A revised land-use plan that was quietly passed in 2014 paved the way for more industrial development, and Formosa is planning a 14-plant complex that would double the amount of air pollution in the parish. “We are not going to be able to breathe the air, and we’re going to die one at a time,” said Sharon Lavigne, the founder of Rise St. James, in a video.
The proposed site of the Formosa complex is atop a slave burial ground. “The ancestors lived on that land, they worked on that land, and they died on that land,” Lavigne says. “And these people want to put a pipeline through one of the gravesites. The ancestors need to come out of their graves and get ’em.”
Just months after Lavigne and other RISE St. James members staged a protest at the site, the Louisiana state legislature amended a trespassing law to establish sentences of up to 15 years for trespassing on "critical infrastructure," which would include oil and gas complexes. The law, which opponents said was an attempt to silence activists, was vetoed by governor John Bel Edwards in June. Legislators still have the power to override the veto.
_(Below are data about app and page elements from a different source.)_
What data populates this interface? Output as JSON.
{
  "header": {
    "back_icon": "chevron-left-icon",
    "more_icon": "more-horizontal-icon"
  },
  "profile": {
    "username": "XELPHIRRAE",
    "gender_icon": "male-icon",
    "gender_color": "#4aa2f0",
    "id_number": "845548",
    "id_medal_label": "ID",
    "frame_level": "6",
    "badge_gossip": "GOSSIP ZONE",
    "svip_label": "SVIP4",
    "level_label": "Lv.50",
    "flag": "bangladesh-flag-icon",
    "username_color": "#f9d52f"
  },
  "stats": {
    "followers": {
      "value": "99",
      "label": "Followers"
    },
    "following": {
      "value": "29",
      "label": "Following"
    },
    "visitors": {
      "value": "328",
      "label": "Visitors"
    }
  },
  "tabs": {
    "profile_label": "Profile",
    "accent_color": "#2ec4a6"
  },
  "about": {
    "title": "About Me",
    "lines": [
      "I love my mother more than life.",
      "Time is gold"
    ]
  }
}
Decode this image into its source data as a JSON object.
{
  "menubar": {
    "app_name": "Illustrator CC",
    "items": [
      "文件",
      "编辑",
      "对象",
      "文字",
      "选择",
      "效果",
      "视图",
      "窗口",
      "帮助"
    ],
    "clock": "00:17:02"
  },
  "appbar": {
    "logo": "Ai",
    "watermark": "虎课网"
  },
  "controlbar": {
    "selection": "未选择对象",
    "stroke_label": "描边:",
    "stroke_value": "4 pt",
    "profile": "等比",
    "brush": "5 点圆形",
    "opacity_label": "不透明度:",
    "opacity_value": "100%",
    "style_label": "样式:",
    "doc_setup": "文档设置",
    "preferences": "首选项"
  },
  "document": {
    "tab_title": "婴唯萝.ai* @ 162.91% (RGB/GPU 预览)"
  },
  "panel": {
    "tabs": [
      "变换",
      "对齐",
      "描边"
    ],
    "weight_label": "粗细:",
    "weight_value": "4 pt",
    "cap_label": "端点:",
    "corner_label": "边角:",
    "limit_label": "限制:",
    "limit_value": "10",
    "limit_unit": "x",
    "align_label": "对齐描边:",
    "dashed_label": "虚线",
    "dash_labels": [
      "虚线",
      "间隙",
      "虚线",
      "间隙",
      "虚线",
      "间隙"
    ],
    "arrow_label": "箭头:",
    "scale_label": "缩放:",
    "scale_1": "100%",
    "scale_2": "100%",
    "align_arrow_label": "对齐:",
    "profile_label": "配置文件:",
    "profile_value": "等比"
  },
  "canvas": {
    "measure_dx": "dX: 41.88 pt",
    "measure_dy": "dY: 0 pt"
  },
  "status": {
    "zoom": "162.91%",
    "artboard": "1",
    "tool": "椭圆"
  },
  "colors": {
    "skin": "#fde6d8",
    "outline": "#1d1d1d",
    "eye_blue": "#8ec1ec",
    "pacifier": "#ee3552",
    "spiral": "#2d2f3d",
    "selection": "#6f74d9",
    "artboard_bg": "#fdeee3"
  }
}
Today, Rise St. James, which is also part of the Coalition Against Death Alley, has shifted its advocacy to reflect the compounding crises of petrochemical buildout and the pandemic. This spring, organizers passed out 400 Easter bags with information about air pollution and COVID-19. They’ve also given out masks at the local Walmart, and on Mother’s Day they distributed 520 free lunches along with yard signs that read, “No Formosa; St. James Is Our Home.” They held a webinar in May to raise awareness and get more folks involved. The group’s leaders are as energized as ever and optimistic about the power of community organizing to hold local councilmembers and industry accountable.
Recent successes indicate reason for optimism. Last year, activists and allies successfully stopped the construction of the Wanhua petrochemical plant. Nearby St. Gabriel Parish has wielded its zoning laws to keep petrochemical plants out. And in April, Representative Cedric Richmond responded to a letter from the Coalition Against Death Alley by acknowledging how the coronavirus is disproportionately impacting black communities. He called on Congress to create a select committee to “explore real solutions to the inequalities in our communities—including the full range of underlying disparities in social, economic, and environmental factors that affect health, including pollution.”
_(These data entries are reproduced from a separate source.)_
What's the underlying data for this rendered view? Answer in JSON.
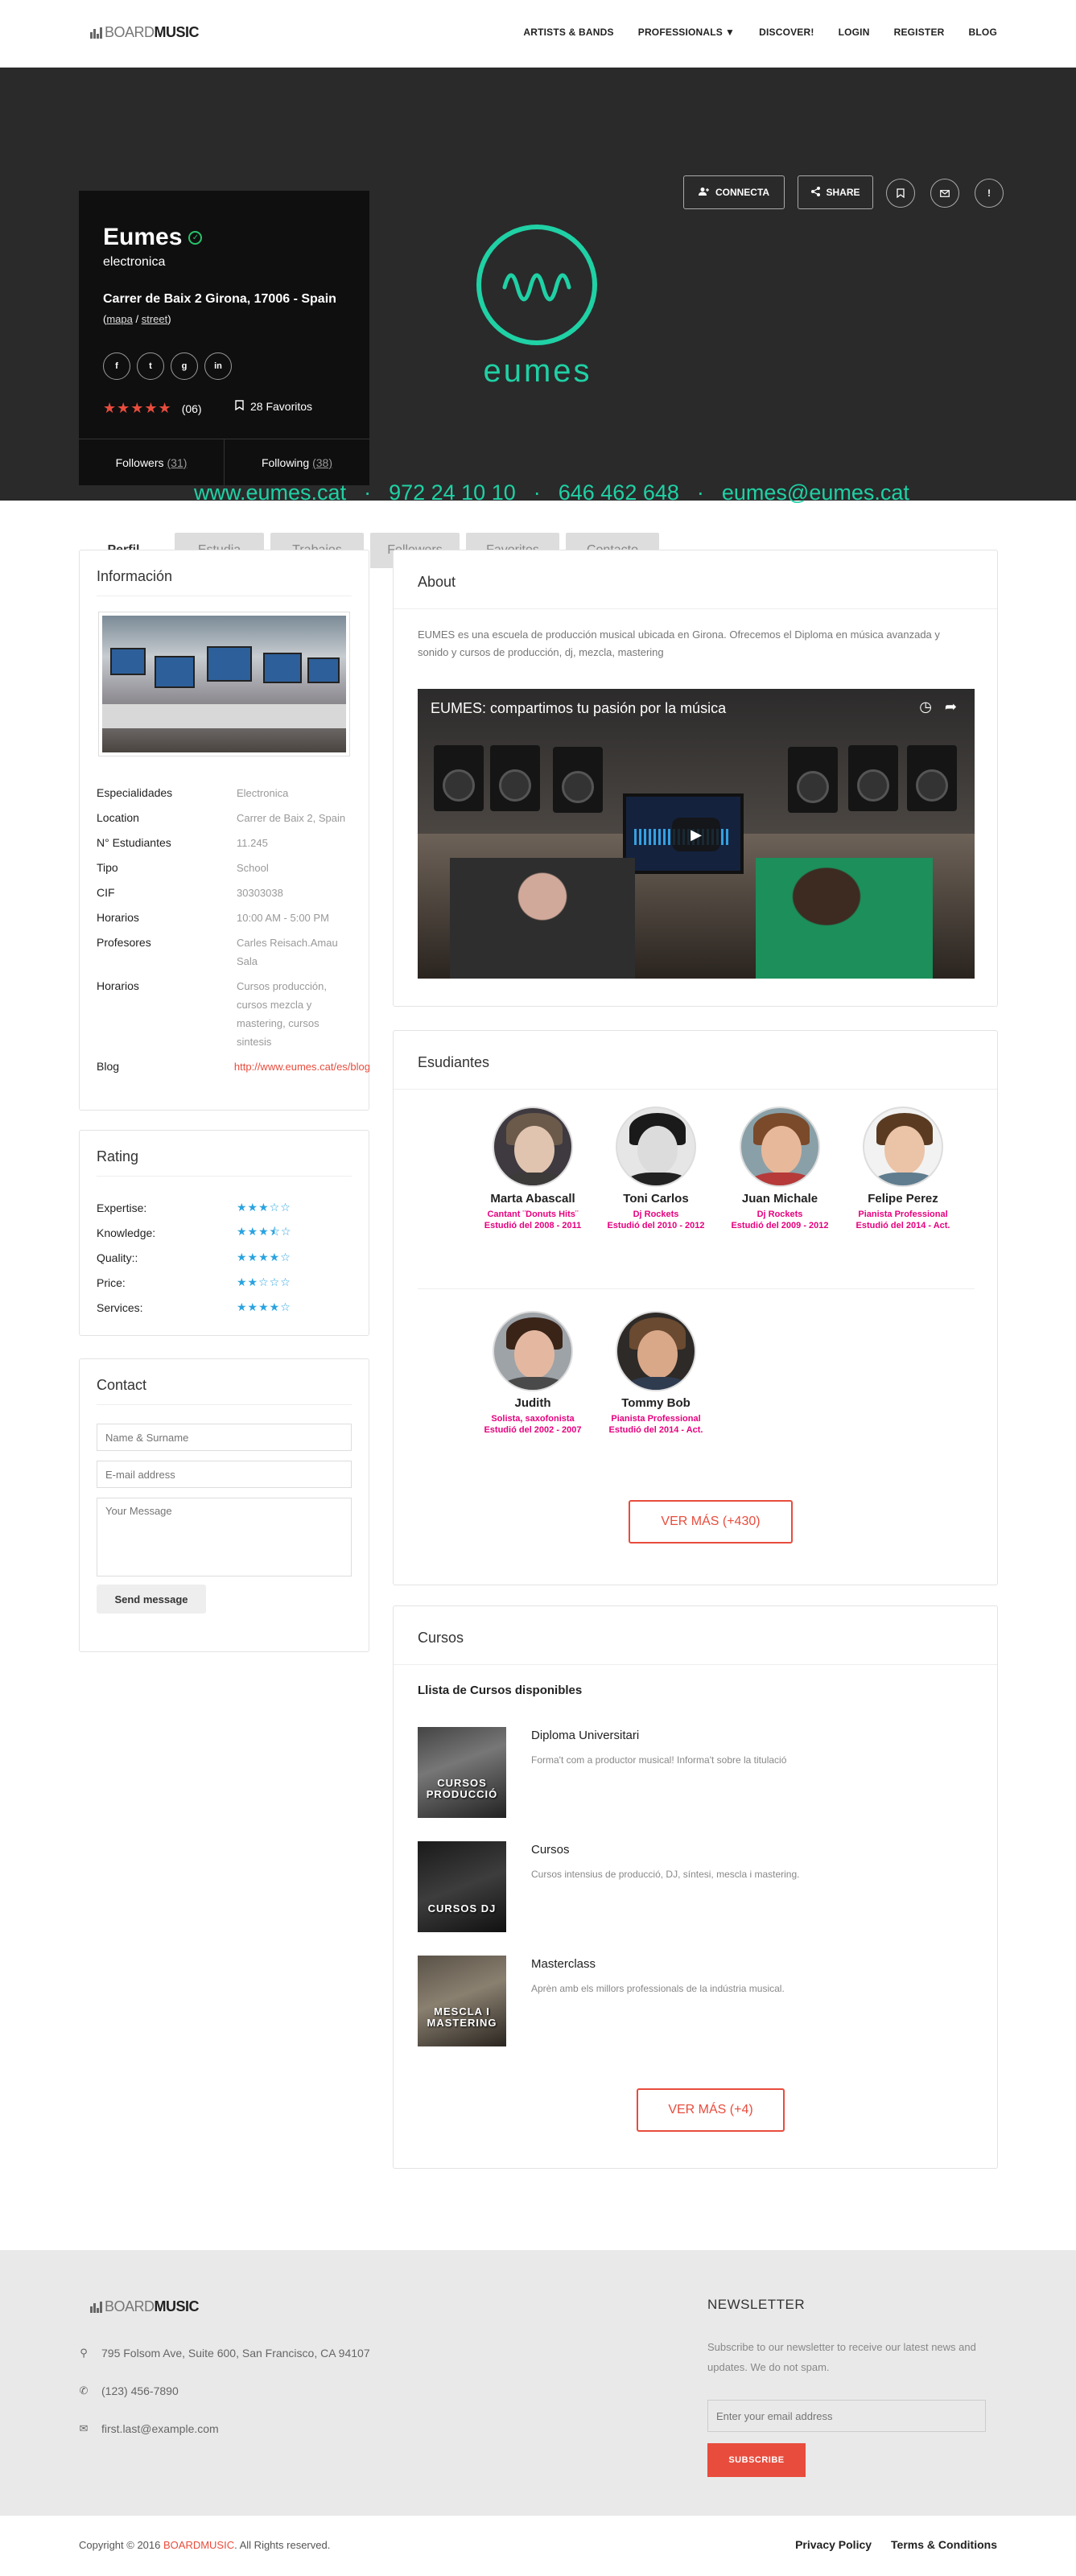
{
  "brand": {
    "part1": "BOARD",
    "part2": "MUSIC"
  },
  "nav": {
    "items": [
      "ARTISTS & BANDS",
      "PROFESSIONALS",
      "DISCOVER!",
      "LOGIN",
      "REGISTER",
      "BLOG"
    ]
  },
  "profile": {
    "name": "Eumes",
    "category": "electronica",
    "address": "Carrer de Baix 2 Girona, 17006 - Spain",
    "link_open": "(",
    "map_label": "mapa",
    "link_sep": " / ",
    "street_label": "street",
    "link_close": ")",
    "social": [
      "f",
      "t",
      "g",
      "in"
    ],
    "stars": "★★★★★",
    "rating_count": "(06)",
    "favorites": "28 Favoritos",
    "followers_label": "Followers",
    "followers_count": "(31)",
    "following_label": "Following",
    "following_count": "(38)"
  },
  "hero": {
    "logo_text": "eumes",
    "website": "www.eumes.cat",
    "phone1": "972 24 10 10",
    "phone2": "646 462 648",
    "email": "eumes@eumes.cat",
    "sep": "·",
    "connect_label": "CONNECTA",
    "share_label": "SHARE",
    "accent_color": "#1fd1a5"
  },
  "tabs": [
    "Perfil",
    "Estudia",
    "Trabajos",
    "Followers",
    "Favoritos",
    "Contacto"
  ],
  "info": {
    "title": "Información",
    "rows": [
      {
        "k": "Especialidades",
        "v": "Electronica"
      },
      {
        "k": "Location",
        "v": "Carrer de Baix 2, Spain"
      },
      {
        "k": "N° Estudiantes",
        "v": "11.245"
      },
      {
        "k": "Tipo",
        "v": "School"
      },
      {
        "k": "CIF",
        "v": "30303038"
      },
      {
        "k": "Horarios",
        "v": "10:00 AM - 5:00 PM"
      },
      {
        "k": "Profesores",
        "v": "Carles Reisach.Amau Sala"
      },
      {
        "k": "Horarios",
        "v": "Cursos producción, cursos mezcla y mastering, cursos sintesis"
      },
      {
        "k": "Blog",
        "v": "http://www.eumes.cat/es/blog"
      }
    ]
  },
  "rating": {
    "title": "Rating",
    "rows": [
      {
        "k": "Expertise:",
        "stars": "★★★☆☆"
      },
      {
        "k": "Knowledge:",
        "stars": "★★★⯪☆"
      },
      {
        "k": "Quality::",
        "stars": "★★★★☆"
      },
      {
        "k": "Price:",
        "stars": "★★☆☆☆"
      },
      {
        "k": "Services:",
        "stars": "★★★★☆"
      }
    ]
  },
  "contact": {
    "title": "Contact",
    "name_placeholder": "Name & Surname",
    "email_placeholder": "E-mail address",
    "message_placeholder": "Your Message",
    "send_label": "Send message"
  },
  "about": {
    "title": "About",
    "text": "EUMES es una escuela de producción musical ubicada en Girona. Ofrecemos el Diploma en música avanzada y sonido y cursos de producción, dj, mezcla, mastering",
    "video_title": "EUMES: compartimos tu pasión por la música"
  },
  "students": {
    "title": "Esudiantes",
    "items": [
      {
        "name": "Marta Abascall",
        "role": "Cantant ¨Donuts Hits¨",
        "years": "Estudió del 2008 - 2011"
      },
      {
        "name": "Toni Carlos",
        "role": "Dj Rockets",
        "years": "Estudió del 2010 - 2012"
      },
      {
        "name": "Juan Michale",
        "role": "Dj Rockets",
        "years": "Estudió del 2009 - 2012"
      },
      {
        "name": "Felipe Perez",
        "role": "Pianista Professional",
        "years": "Estudió del 2014 - Act."
      },
      {
        "name": "Judith",
        "role": "Solista, saxofonista",
        "years": "Estudió del 2002 - 2007"
      },
      {
        "name": "Tommy Bob",
        "role": "Pianista Professional",
        "years": "Estudió del 2014 - Act."
      }
    ],
    "more_label": "VER MÁS (+430)"
  },
  "courses": {
    "title": "Cursos",
    "subtitle": "Llista de Cursos disponibles",
    "items": [
      {
        "title": "Diploma Universitari",
        "desc": "Forma't com a productor musical! Informa't sobre la titulació",
        "thumb": "CURSOS PRODUCCIÓ"
      },
      {
        "title": "Cursos",
        "desc": "Cursos intensius de producció, DJ, síntesi, mescla i mastering.",
        "thumb": "CURSOS DJ"
      },
      {
        "title": "Masterclass",
        "desc": "Aprèn amb els millors professionals de la indústria musical.",
        "thumb": "MESCLA I MASTERING"
      }
    ],
    "more_label": "VER MÁS (+4)"
  },
  "footer": {
    "address": "795 Folsom Ave, Suite 600, San Francisco, CA 94107",
    "phone": "(123) 456-7890",
    "email": "first.last@example.com",
    "newsletter_title": "NEWSLETTER",
    "newsletter_desc": "Subscribe to our newsletter to receive our latest news and updates. We do not spam.",
    "newsletter_placeholder": "Enter your email address",
    "subscribe_label": "SUBSCRIBE",
    "copyright_pre": "Copyright © 2016 ",
    "copyright_brand": "BOARDMUSIC",
    "copyright_post": ". All Rights reserved.",
    "privacy": "Privacy Policy",
    "terms": "Terms & Conditions"
  }
}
Those solutions will need to address the lack of jobs in these parishes, and the fact that, after a period of relative air quality improvement, PM 2.5 pollution is on the rise. “If anything, these disparities are on track to get worse,” Terrell says, despite the fact that improving air quality is completely achievable. “We’ve done it; we know how to do it,” she says. “There just has to be the political will to do it.”
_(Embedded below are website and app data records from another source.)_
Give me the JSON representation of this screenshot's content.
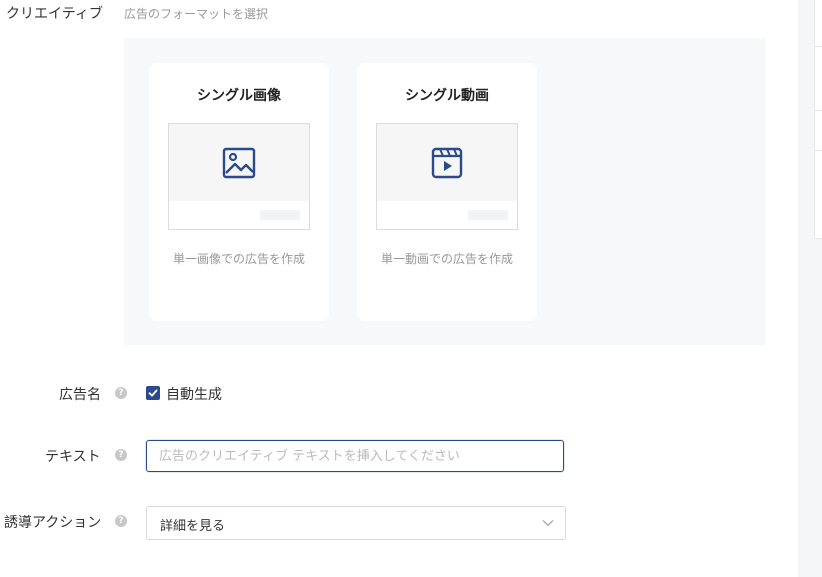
{
  "creative": {
    "label": "クリエイティブ",
    "hint": "広告のフォーマットを選択",
    "formats": [
      {
        "title": "シングル画像",
        "icon": "image-icon",
        "description": "単一画像での広告を作成"
      },
      {
        "title": "シングル動画",
        "icon": "video-icon",
        "description": "単一動画での広告を作成"
      }
    ]
  },
  "ad_name": {
    "label": "広告名",
    "help": "?",
    "auto_generate_label": "自動生成",
    "auto_generate_checked": true
  },
  "text": {
    "label": "テキスト",
    "help": "?",
    "value": "",
    "placeholder": "広告のクリエイティブ テキストを挿入してください"
  },
  "cta": {
    "label": "誘導アクション",
    "help": "?",
    "selected": "詳細を見る"
  },
  "colors": {
    "accent": "#2b4a8b",
    "panel": "#f7f8fa",
    "hint": "#999999"
  }
}
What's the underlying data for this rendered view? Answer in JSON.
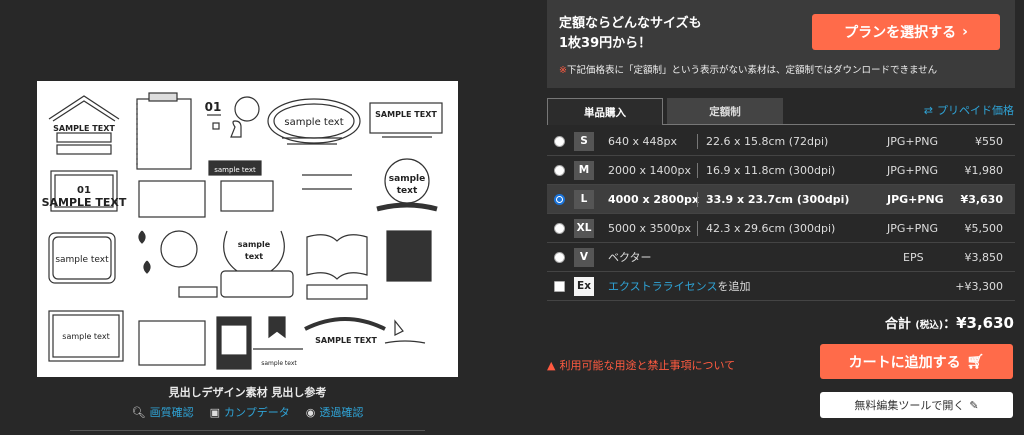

Right now, justice seems a long way off. Esealuka says organizing against the petrochemical buildout can be exhausting because big corporations can, quite literally, wait for activists to die. That risk is compounded by COVID-19 and the state’s reopening in May, before some Cancer Alley residents even had masks.
But getting deliberately left behind to suffer illness and indignity is nothing new to the residents of Cancer Alley, who have known that reality for decades. Lavigne says there’s no time to waste. “I don’t want a five-year plan,” she says. “I want a plan for now.”